Are they serious?
Analysts are starting to warn about the possibility of the second government shutdown in two years, due to the looming fight over the reauthorization of the Export-Import Bank.
Chris Krueger, an analyst at Guggenheim Securities, wrote in a research note that the “ultimate trump card” for defenders of the bank is the potential for another government shutdown, since the Ex-Im Bank’s charter’s expiration on Sept. 30 coincides with the need to pass a new government-funding bill.
“We do not believe the government will again shut down on October 1, but if House Republicans make a serious effort to close Ex-Im it is conceivable that Senate Majority Leader Reid and the White House could line-up an FY15 [continuing resolution] with an Ex-Im Bank reauthorization and we return to a game of chicken in late September just like last year (just replace Ex-Im with ObamaCare) – only this time it is right before the midterm elections,” Krueger wrote.
A second shutdown in two years — particularly one that would begin with about a month to spare before the crucial midterm elections — seems unthinkable.
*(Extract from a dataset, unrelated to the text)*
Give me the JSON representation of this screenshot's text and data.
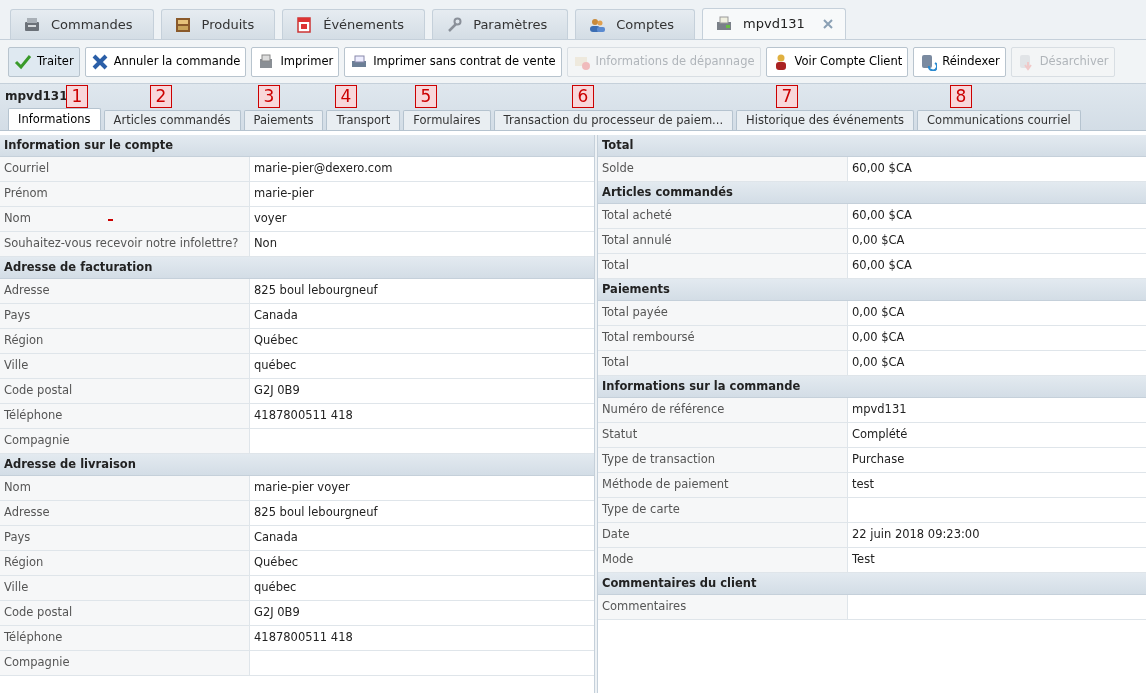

But analysts began speculating about the possibility of a number of unforeseen macroeconomic events being introduced into the 2014 and 2015 calendar after House Majority Leader Eric Cantor’s stunning primary loss earlier this month.
One Senate Democratic aide told Business Insider it could be a legitimate possibility.
“Yes, I do see it getting that far,” the aide said. “The Kochs have been on this campaign for years, and they are successfully recruiting Republican lawmakers into their ranks. The recent corruption charges at the Bank will only fuel their efforts.”
The aide was referring to a Wall Street Journal report on Tuesday, which contained details about the bank’s suspension and/or removal of four officials amid allegations of improper behavior. One of the officials allegedly took cash in exchange for attempting to aid a Florida company in securing financing to export construction equipment to Latin America. Some of the groups opposed to the bank’s reauthorization blasted out the story to reporters.
The bank provides direct loans, guarantees, and credit insurance to aid foreign purchasers in buying American-made goods. Its charter expires at the end of September, unless Congress acts to renew it. Supporters of the bank were dealt a blow over the weekend, when incoming House Majority Leader Kevin McCarthy (R-California) signaled his opposition to reauthorizing its charter.
The dispute over the bank has made some unusual allies — the White House and the Republican establishment-friendly Chamber of Commerce both pressed the case for the bank’s renewal on Monday, the day after McCarthy’s comments brought the debate to the forefront.
“This outcome would likely delight the White House and Senate Democrats who are too eager to remind voters of the previous shutdown and seek to isolate House Republicans as overly conservative/Tea Party,” Krueger wrote of the potential of a shutdown.
Here’s where things could get tricky: Four top House Republicans are opposed to reauthorizing the bank — McCarthy, incoming House Majority Whip Steve Scalise (R-Louisiana), House Financial Services Committee Chair Jeb Hensarling (R-Texas), and House Budget Chair Paul Ryan (R-Wisconsin).
But their Republican counterparts in the Senate — as well as Republican governors — have been more supportive in public statements about the bank. Moreover, GOP senators wouldn’t want to risk a shutdown with a Senate majority on the line.
Businesses big and small also have an interest in the bank’s reauthorization — the Ex-Im Bank supports more than 3,000 small businesses and is a huge benefactor for behemoths like Boeing, Caterpillar, and General Electric. Because of the business lobby and the more conciliatory tone toward the bank from Republican senators and governors, Krueger expects the bank’s charter to be reauthorized — at least for a little while longer.
“We ultimately believe the bank will prevail, but it will be a dog fight,” Krueger wrote. “At the end of the day, we see Reid (and the powerful Washington Senators) marshalling the needed support of the business community and several Republican Senators and Governors to muscle a relatively short-term extension (likely not longer than six months) across the finish line.”